If selected, any GM Only items will be shown even if GM Only is set to true. This is a good way to briefly check the map: Hide it from your players, toggle this on, check the location of the dungeon or how large the next room is or whatever, then toggle this off, then show the map to your players again. For more on Worldographer’s Fog of War feature, go to that section on the Fog of War/Explore & Trace Underaly instructions page.
Add Red Glow to GM Only Items Checkbox
To help a GM see which map object have GM Only on, toggle this on (when the players can’t see the map).
Show Feature Labels Checkbox
Features can have labels associated with them. See the Features drawer instructions for details to set them up. However, they can clutter a map. Turn them on or off depending on if you want to see them via this checkbox.
Hide Objs w/Tags
Shapes, features, and labels can all have tags added to them. For example, you could set map borders as “politiical” and geographic features as “geographic” and roads as “infrastructure”. Once that prep work is done, you can then hide any objects with a given tag by entering that tag here.
Show Objs w/Tags
Entering any value here will hide all tagged map object except for those that have the tag you enter in this field.
Show Grid Checkbox and Gear Button
If selected, the map’s grid will display. The Gear button opens a dialog to let you configure the grid. See the Configuration Windows page for an explanation of it
Show Numbering Checkbox and Gear Button
If selected, numbers will appear in each tile. The Gear button opens a dialog to let you configure the numbering scheme. See the Configuration Windows page for an explanation of it
The Layers Drawer allows you to configure which map features appear above or below others. You can also turn them on or off to hide groups of features.

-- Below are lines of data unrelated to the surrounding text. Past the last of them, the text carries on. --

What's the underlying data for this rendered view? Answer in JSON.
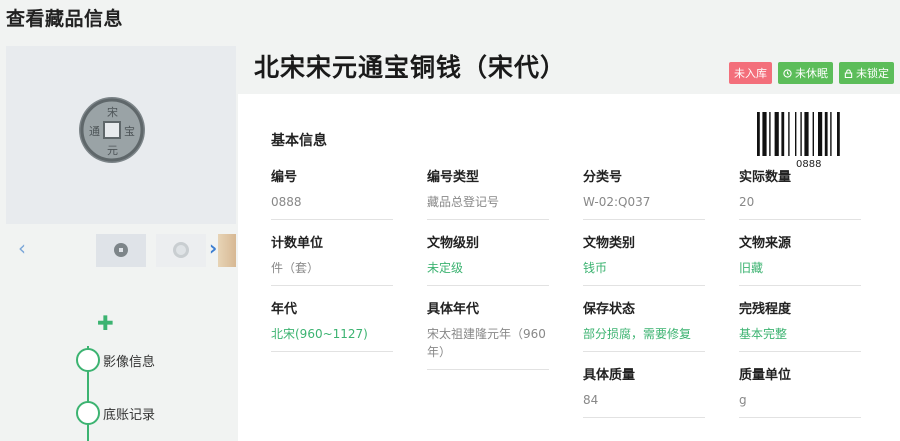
{
  "page": {
    "title": "查看藏品信息"
  },
  "object": {
    "title": "北宋宋元通宝铜钱（宋代）"
  },
  "badges": [
    {
      "label": "未入库",
      "color": "#f36f7b",
      "icon": ""
    },
    {
      "label": "未休眠",
      "color": "#5cbd5a",
      "icon": "clock-icon"
    },
    {
      "label": "未锁定",
      "color": "#5cbd5a",
      "icon": "lock-icon"
    }
  ],
  "gallery": {
    "prev_icon": "chevron-left-icon",
    "next_icon": "chevron-right-icon"
  },
  "barcode": {
    "number": "0888"
  },
  "basic": {
    "title": "基本信息",
    "fields": [
      {
        "label": "编号",
        "value": "0888"
      },
      {
        "label": "编号类型",
        "value": "藏品总登记号"
      },
      {
        "label": "分类号",
        "value": "W-02:Q037"
      },
      {
        "label": "实际数量",
        "value": "20"
      },
      {
        "label": "计数单位",
        "value": "件（套）"
      },
      {
        "label": "文物级别",
        "value": "未定级"
      },
      {
        "label": "文物类别",
        "value": "钱币"
      },
      {
        "label": "文物来源",
        "value": "旧藏"
      },
      {
        "label": "年代",
        "value": "北宋(960~1127)"
      },
      {
        "label": "具体年代",
        "value": "宋太祖建隆元年（960年）"
      },
      {
        "label": "保存状态",
        "value": "部分损腐，需要修复"
      },
      {
        "label": "完残程度",
        "value": "基本完整"
      },
      {
        "label": "具体质量",
        "value": "84"
      },
      {
        "label": "质量单位",
        "value": "g"
      }
    ]
  },
  "timeline": {
    "add_icon": "plus-icon",
    "items": [
      {
        "label": "影像信息"
      },
      {
        "label": "底账记录"
      }
    ]
  }
}
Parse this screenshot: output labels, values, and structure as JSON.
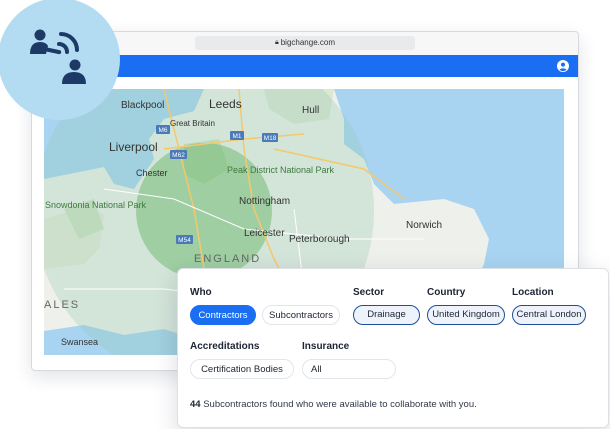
{
  "browser": {
    "url": "bigchange.com"
  },
  "map": {
    "places": [
      "Blackpool",
      "Leeds",
      "Hull",
      "Liverpool",
      "Great Britain",
      "Peak District National Park",
      "Chester",
      "Nottingham",
      "Snowdonia National Park",
      "Norwich",
      "Leicester",
      "Peterborough",
      "ENGLAND",
      "ALES",
      "Swansea"
    ],
    "roads": [
      "M6",
      "M1",
      "M18",
      "M62",
      "M54"
    ]
  },
  "filters": {
    "who": {
      "label": "Who",
      "options": [
        "Contractors",
        "Subcontractors"
      ]
    },
    "sector": {
      "label": "Sector",
      "value": "Drainage"
    },
    "country": {
      "label": "Country",
      "value": "United Kingdom"
    },
    "location": {
      "label": "Location",
      "value": "Central London"
    },
    "accreditations": {
      "label": "Accreditations",
      "value": "Certification Bodies"
    },
    "insurance": {
      "label": "Insurance",
      "value": "All"
    }
  },
  "result": {
    "count": "44",
    "text": "Subcontractors found who were available to collaborate with you."
  },
  "colors": {
    "accent": "#1a6ef2",
    "sea": "#a8d4f1",
    "land": "#eef0eb",
    "radius": "#9bcd9a"
  }
}
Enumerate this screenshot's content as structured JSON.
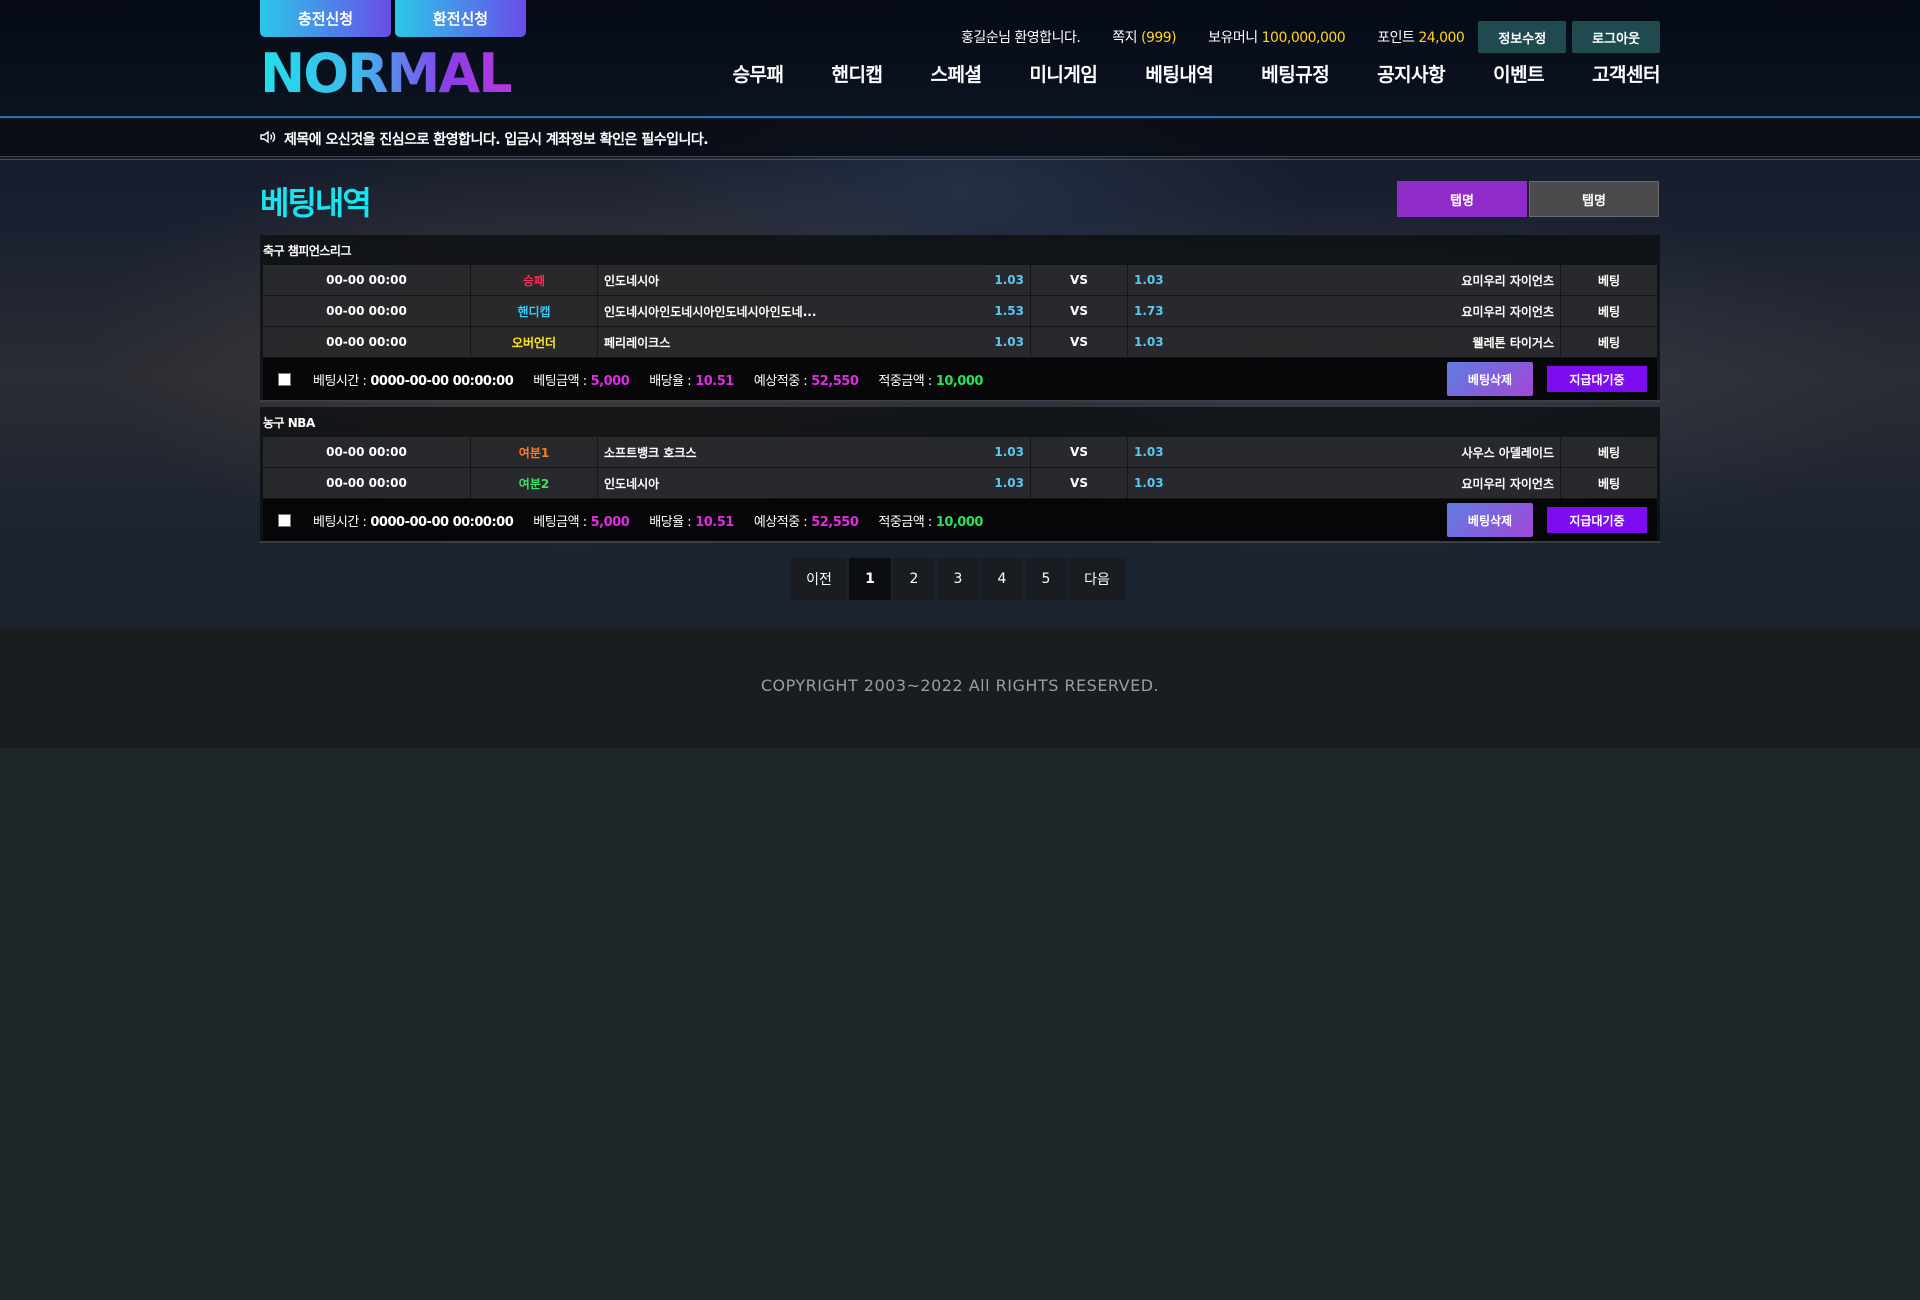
{
  "header": {
    "charge_btn": "충전신청",
    "exchange_btn": "환전신청",
    "logo": "NORMAL",
    "welcome": "홍길순님 환영합니다.",
    "memo_label": "쪽지",
    "memo_count": "(999)",
    "money_label": "보유머니",
    "money_value": "100,000,000",
    "point_label": "포인트",
    "point_value": "24,000",
    "edit_btn": "정보수정",
    "logout_btn": "로그아웃",
    "nav": [
      "승무패",
      "핸디캡",
      "스페셜",
      "미니게임",
      "베팅내역",
      "베팅규정",
      "공지사항",
      "이벤트",
      "고객센터"
    ]
  },
  "notice": "제목에 오신것을 진심으로 환영합니다. 입금시 계좌정보 확인은 필수입니다.",
  "page": {
    "title": "베팅내역",
    "tab1": "탭명",
    "tab2": "탭명"
  },
  "bets": [
    {
      "league": "축구 챔피언스리그",
      "rows": [
        {
          "time": "00-00 00:00",
          "type": "승패",
          "home": "인도네시아",
          "home_odd": "1.03",
          "vs": "VS",
          "away_odd": "1.03",
          "away": "요미우리 자이언츠",
          "bet": "베팅"
        },
        {
          "time": "00-00 00:00",
          "type": "핸디캡",
          "home": "인도네시아인도네시아인도네시아인도네...",
          "home_odd": "1.53",
          "vs": "VS",
          "away_odd": "1.73",
          "away": "요미우리 자이언츠",
          "bet": "베팅"
        },
        {
          "time": "00-00 00:00",
          "type": "오버언더",
          "home": "페리레이크스",
          "home_odd": "1.03",
          "vs": "VS",
          "away_odd": "1.03",
          "away": "웰레톤 타이거스",
          "bet": "베팅"
        }
      ],
      "summary": {
        "time_label": "베팅시간 :",
        "time_value": "0000-00-00 00:00:00",
        "amount_label": "베팅금액 :",
        "amount_value": "5,000",
        "rate_label": "배당율 :",
        "rate_value": "10.51",
        "expect_label": "예상적중 :",
        "expect_value": "52,550",
        "hit_label": "적중금액 :",
        "hit_value": "10,000",
        "del_btn": "베팅삭제",
        "pay_btn": "지급대기중"
      }
    },
    {
      "league": "농구 NBA",
      "rows": [
        {
          "time": "00-00 00:00",
          "type": "여분1",
          "home": "소프트뱅크 호크스",
          "home_odd": "1.03",
          "vs": "VS",
          "away_odd": "1.03",
          "away": "사우스 아델레이드",
          "bet": "베팅"
        },
        {
          "time": "00-00 00:00",
          "type": "여분2",
          "home": "인도네시아",
          "home_odd": "1.03",
          "vs": "VS",
          "away_odd": "1.03",
          "away": "요미우리 자이언츠",
          "bet": "베팅"
        }
      ],
      "summary": {
        "time_label": "베팅시간 :",
        "time_value": "0000-00-00 00:00:00",
        "amount_label": "베팅금액 :",
        "amount_value": "5,000",
        "rate_label": "배당율 :",
        "rate_value": "10.51",
        "expect_label": "예상적중 :",
        "expect_value": "52,550",
        "hit_label": "적중금액 :",
        "hit_value": "10,000",
        "del_btn": "베팅삭제",
        "pay_btn": "지급대기중"
      }
    }
  ],
  "pagination": {
    "prev": "이전",
    "pages": [
      "1",
      "2",
      "3",
      "4",
      "5"
    ],
    "next": "다음",
    "current": "1"
  },
  "footer": {
    "copyright": "COPYRIGHT 2003~2022 All RIGHTS RESERVED."
  },
  "colors": {
    "accent_cyan": "#17e6f0",
    "accent_purple": "#8f2cc8",
    "gold": "#ffd21e",
    "magenta": "#e02ce0",
    "green": "#25e25a"
  }
}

To assign a feature, shape, or label to a specific map layer, look for the “Layer” control on the matching drawer (ex: the Features drawer for a feature). Select the map object, then use that Layer control to move it to the layer you want to use.
Here is what the Layers Drawer looks like:
Add Above Selected
This button adds a new layer above whichever layer is currently selected. It will prompt you for a name of the new layer. If no layer is selected, the new layer appears at the top of the list.
Removes the selected layer from the list and from the layers of this map, after prompting you for confirmation. Note: Any map objects on that layer are also deleted.
Turn layers on or off (don’t display them) via these checkboxes.
You can click and drag a layer in the list to reorder it.